**EXERCISE OBJECTIVE**. Each of the lines below must be written out exactly as shown.

**EXERCISE INPUT**.
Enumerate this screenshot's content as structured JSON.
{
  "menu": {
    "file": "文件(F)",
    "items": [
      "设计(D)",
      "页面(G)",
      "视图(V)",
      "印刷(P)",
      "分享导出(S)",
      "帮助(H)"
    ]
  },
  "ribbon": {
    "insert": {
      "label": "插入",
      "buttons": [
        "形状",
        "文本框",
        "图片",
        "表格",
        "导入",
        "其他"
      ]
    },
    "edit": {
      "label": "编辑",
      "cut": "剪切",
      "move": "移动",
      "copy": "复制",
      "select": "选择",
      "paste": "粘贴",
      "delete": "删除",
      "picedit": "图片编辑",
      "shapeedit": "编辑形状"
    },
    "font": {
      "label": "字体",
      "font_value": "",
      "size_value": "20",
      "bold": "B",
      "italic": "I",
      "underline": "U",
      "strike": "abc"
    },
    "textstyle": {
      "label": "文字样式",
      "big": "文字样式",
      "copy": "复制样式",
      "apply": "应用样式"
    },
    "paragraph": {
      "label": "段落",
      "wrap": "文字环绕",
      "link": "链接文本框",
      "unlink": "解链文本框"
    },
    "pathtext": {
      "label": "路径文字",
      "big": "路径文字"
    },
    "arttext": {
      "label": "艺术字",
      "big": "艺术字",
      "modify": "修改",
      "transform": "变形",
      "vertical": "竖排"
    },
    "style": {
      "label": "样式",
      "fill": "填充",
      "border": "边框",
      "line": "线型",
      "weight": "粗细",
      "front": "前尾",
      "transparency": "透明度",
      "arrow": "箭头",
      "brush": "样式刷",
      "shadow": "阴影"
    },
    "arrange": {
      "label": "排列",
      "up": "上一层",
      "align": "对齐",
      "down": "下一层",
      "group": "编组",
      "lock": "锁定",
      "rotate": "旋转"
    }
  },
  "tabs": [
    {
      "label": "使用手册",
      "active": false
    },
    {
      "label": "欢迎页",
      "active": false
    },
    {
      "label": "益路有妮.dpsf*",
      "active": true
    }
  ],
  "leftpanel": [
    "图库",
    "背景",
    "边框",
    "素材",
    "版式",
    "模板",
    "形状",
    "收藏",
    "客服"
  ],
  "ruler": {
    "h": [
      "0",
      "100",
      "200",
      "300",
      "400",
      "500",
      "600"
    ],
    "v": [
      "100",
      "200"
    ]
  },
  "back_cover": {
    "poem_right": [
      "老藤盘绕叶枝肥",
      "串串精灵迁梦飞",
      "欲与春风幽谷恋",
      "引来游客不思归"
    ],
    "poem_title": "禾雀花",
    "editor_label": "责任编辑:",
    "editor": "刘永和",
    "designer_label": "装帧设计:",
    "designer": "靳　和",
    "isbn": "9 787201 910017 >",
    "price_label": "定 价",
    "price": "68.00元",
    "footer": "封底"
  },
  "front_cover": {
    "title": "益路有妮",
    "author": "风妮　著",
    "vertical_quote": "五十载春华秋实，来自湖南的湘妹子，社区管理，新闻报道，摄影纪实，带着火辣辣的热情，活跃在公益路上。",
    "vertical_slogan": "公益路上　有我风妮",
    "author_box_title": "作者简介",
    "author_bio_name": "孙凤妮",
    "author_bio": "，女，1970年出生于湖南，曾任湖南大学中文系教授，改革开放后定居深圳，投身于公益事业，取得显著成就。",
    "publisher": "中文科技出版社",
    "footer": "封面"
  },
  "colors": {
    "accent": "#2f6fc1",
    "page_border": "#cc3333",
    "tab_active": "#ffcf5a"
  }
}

**RESULT**.
Enumerate this screenshot's content as structured JSON.
{
  "menu": {
    "file": "文件(F)",
    "items": [
      "设计(D)",
      "页面(G)",
      "视图(V)",
      "印刷(P)",
      "分享导出(S)",
      "帮助(H)"
    ]
  },
  "ribbon": {
    "insert": {
      "label": "插入",
      "buttons": [
        "形状",
        "文本框",
        "图片",
        "表格",
        "导入",
        "其他"
      ]
    },
    "edit": {
      "label": "编辑",
      "cut": "剪切",
      "move": "移动",
      "copy": "复制",
      "select": "选择",
      "paste": "粘贴",
      "delete": "删除",
      "picedit": "图片编辑",
      "shapeedit": "编辑形状"
    },
    "font": {
      "label": "字体",
      "font_value": "",
      "size_value": "20",
      "bold": "B",
      "italic": "I",
      "underline": "U",
      "strike": "abc"
    },
    "textstyle": {
      "label": "文字样式",
      "big": "文字样式",
      "copy": "复制样式",
      "apply": "应用样式"
    },
    "paragraph": {
      "label": "段落",
      "wrap": "文字环绕",
      "link": "链接文本框",
      "unlink": "解链文本框"
    },
    "pathtext": {
      "label": "路径文字",
      "big": "路径文字"
    },
    "arttext": {
      "label": "艺术字",
      "big": "艺术字",
      "modify": "修改",
      "transform": "变形",
      "vertical": "竖排"
    },
    "style": {
      "label": "样式",
      "fill": "填充",
      "border": "边框",
      "line": "线型",
      "weight": "粗细",
      "front": "前尾",
      "transparency": "透明度",
      "arrow": "箭头",
      "brush": "样式刷",
      "shadow": "阴影"
    },
    "arrange": {
      "label": "排列",
      "up": "上一层",
      "align": "对齐",
      "down": "下一层",
      "group": "编组",
      "lock": "锁定",
      "rotate": "旋转"
    }
  },
  "tabs": [
    {
      "label": "使用手册",
      "active": false
    },
    {
      "label": "欢迎页",
      "active": false
    },
    {
      "label": "益路有妮.dpsf*",
      "active": true
    }
  ],
  "leftpanel": [
    "图库",
    "背景",
    "边框",
    "素材",
    "版式",
    "模板",
    "形状",
    "收藏",
    "客服"
  ],
  "ruler": {
    "h": [
      "0",
      "100",
      "200",
      "300",
      "400",
      "500",
      "600"
    ],
    "v": [
      "100",
      "200"
    ]
  },
  "back_cover": {
    "poem_right": [
      "老藤盘绕叶枝肥",
      "串串精灵迁梦飞",
      "欲与春风幽谷恋",
      "引来游客不思归"
    ],
    "poem_title": "禾雀花",
    "editor_label": "责任编辑:",
    "editor": "刘永和",
    "designer_label": "装帧设计:",
    "designer": "靳　和",
    "isbn": "9 787201 910017 >",
    "price_label": "定 价",
    "price": "68.00元",
    "footer": "封底"
  },
  "front_cover": {
    "title": "益路有妮",
    "author": "风妮　著",
    "vertical_quote": "五十载春华秋实，来自湖南的湘妹子，社区管理，新闻报道，摄影纪实，带着火辣辣的热情，活跃在公益路上。",
    "vertical_slogan": "公益路上　有我风妮",
    "author_box_title": "作者简介",
    "author_bio_name": "孙凤妮",
    "author_bio": "，女，1970年出生于湖南，曾任湖南大学中文系教授，改革开放后定居深圳，投身于公益事业，取得显著成就。",
    "publisher": "中文科技出版社",
    "footer": "封面"
  },
  "colors": {
    "accent": "#2f6fc1",
    "page_border": "#cc3333",
    "tab_active": "#ffcf5a"
  }
}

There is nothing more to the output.